## What the task requires
Exactly as they stand, give the records below again, with no images.

## Exercise material
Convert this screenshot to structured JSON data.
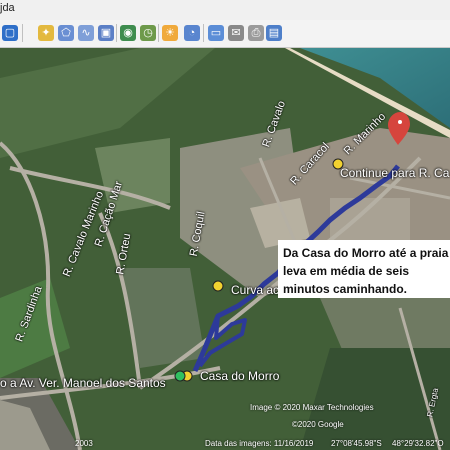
{
  "menu": {
    "text": "jda"
  },
  "toolbar": {
    "icons": [
      "square-icon",
      "star-pin-icon",
      "polygon-icon",
      "path-icon",
      "overlay-icon",
      "tour-icon",
      "historical-imagery-icon",
      "sun-icon",
      "planet-icon",
      "ruler-icon",
      "email-icon",
      "print-icon",
      "save-image-icon",
      "maps-icon"
    ]
  },
  "callout": {
    "line1": "Da Casa do Morro até a praia",
    "line2": "leva em média de seis",
    "line3": "minutos caminhando."
  },
  "map": {
    "streets": {
      "r_calvalo_marinho": "R. Cavalo Marinho",
      "r_coquil": "R. Coquil",
      "r_cacao_mar": "R. Cação Mar",
      "r_orteu": "R. Orteu",
      "r_caracol": "R. Caracol",
      "r_marinho_jo": "R. Marinho",
      "r_cavalo_jo": "R. Cavalo",
      "r_erg": "R. Ergta",
      "r_coquilaco": "R. Coquil",
      "r_sardinha": "R. Sardinha"
    },
    "waypoints": {
      "continue": "Continue para R. Ca",
      "curva": "Curva acen",
      "destination": "Casa do Morro",
      "start": "o a Av. Ver. Manoel dos Santos"
    },
    "attribution": {
      "image_credit": "Image © 2020 Maxar Technologies",
      "google": "©2020 Google",
      "year": "2003",
      "imagery_date": "Data das imagens: 11/16/2019",
      "latitude": "27°08'45.98\"S",
      "longitude": "48°29'32.82\"O"
    }
  }
}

## Answer to this exercise
Convert this screenshot to structured JSON data.
{
  "menu": {
    "text": "jda"
  },
  "toolbar": {
    "icons": [
      "square-icon",
      "star-pin-icon",
      "polygon-icon",
      "path-icon",
      "overlay-icon",
      "tour-icon",
      "historical-imagery-icon",
      "sun-icon",
      "planet-icon",
      "ruler-icon",
      "email-icon",
      "print-icon",
      "save-image-icon",
      "maps-icon"
    ]
  },
  "callout": {
    "line1": "Da Casa do Morro até a praia",
    "line2": "leva em média de seis",
    "line3": "minutos caminhando."
  },
  "map": {
    "streets": {
      "r_calvalo_marinho": "R. Cavalo Marinho",
      "r_coquil": "R. Coquil",
      "r_cacao_mar": "R. Cação Mar",
      "r_orteu": "R. Orteu",
      "r_caracol": "R. Caracol",
      "r_marinho_jo": "R. Marinho",
      "r_cavalo_jo": "R. Cavalo",
      "r_erg": "R. Ergta",
      "r_coquilaco": "R. Coquil",
      "r_sardinha": "R. Sardinha"
    },
    "waypoints": {
      "continue": "Continue para R. Ca",
      "curva": "Curva acen",
      "destination": "Casa do Morro",
      "start": "o a Av. Ver. Manoel dos Santos"
    },
    "attribution": {
      "image_credit": "Image © 2020 Maxar Technologies",
      "google": "©2020 Google",
      "year": "2003",
      "imagery_date": "Data das imagens: 11/16/2019",
      "latitude": "27°08'45.98\"S",
      "longitude": "48°29'32.82\"O"
    }
  }
}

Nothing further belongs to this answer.